"History of School Nutrition Standards To The School Nutrition"

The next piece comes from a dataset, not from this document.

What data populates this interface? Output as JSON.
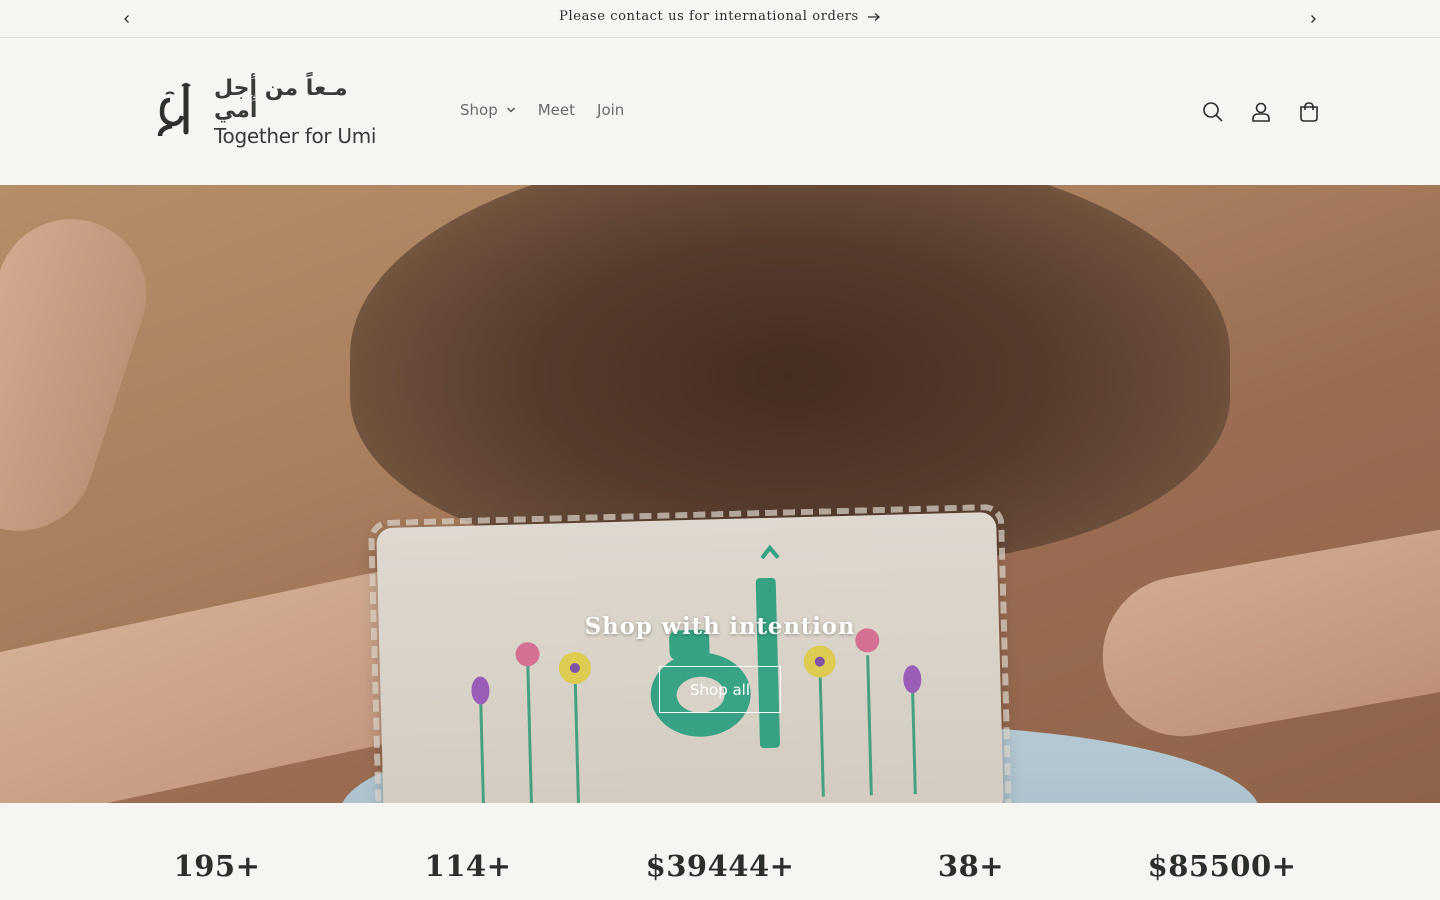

History of School Nutrition Standards To The School Nutrition Association John W. Bode Olsson Frank Weeda Terman Bode Matz PC March 3, 2008 Nutrition Standards History 1977 Law makes sale of competitive foods subject to USDA rules 1977 U.S. Senate Committee issues “Dietary Goals” Nutrition Standards History 1979 First Dietary Guidelines for Health Americans 1979 USDA publishes Competitive Foods Rule Prohibits sales of “minimal nutritional value” foods anywhere in school until last lunch of day is served Nutrition Standards History 1983 U.S. Court of Appeals overturns “time and place” portions of competitive foods rule Nutrition Standards History 1984 National Cancer Institute approaches Kellogg’s regarding cancer prevention message State Actions to block “claims” on food products Nutrition Standards History 1990 Enactment of the Nutrition Labeling and Education Act -- Nutrient Labeling of Packaged Foods Standard Serving Sizes Regulation of Labeling Claims Nationally Uniform Rules Burden on Interstate Commerce Affect on Food Costs Nutrition Standards History 1990 Enactment of the Nutrition Labeling and Education Act -- Science Based Nationally Uniform Nutrition Standards History 1994 Law requires School Meal Pattern Follows Dietary Guidelines 1990’s Recognition of Child Obesity as Major Public Health Threat Nutrition Standards History 2004 Law Requires Local Wellness Policies 2005 Revised Dietary Guidelines Issued 2006 Child Nutrition Promotion and School Lunch Protection Act Introduced Nutrition Standards History 2006 Child Nutrition Promotion and School Lunch Protection Act Introduced 2007 Institute of Medicine Report regarding Competitive Foods -- Foods to be Encouraged Foods Not Encouraged Other Foods – Exceed Intake Recommendations of the Dietary Guidelines for Nutrients such as fat and sodium A Matter of Standards SNA urges the Congress to require a science-based, yet practical, uniform national nutrition standard to govern the sale of all foods and beverages sold on the school campus during the school day. A Matter of Standards Give the Secretary the authority to regulate and enforce the sale of food and beverages outside of the cafeteria (ending the “time and place” rule). A Matter of Standards Require all a la carte and competitive food sales to be consistent with the Dietary Guidelines, as is required for school meals. A Matter of Standards Require national uniform school meal patterns throughout the country. Children in all states and local districts need the same nutrients to grow and be healthy. The current lack of uniformity is increasing the cost of the program. QUESTIONS John W. Bode Olsson Frank Weeda Terman Bode Matz PC March 3, 2008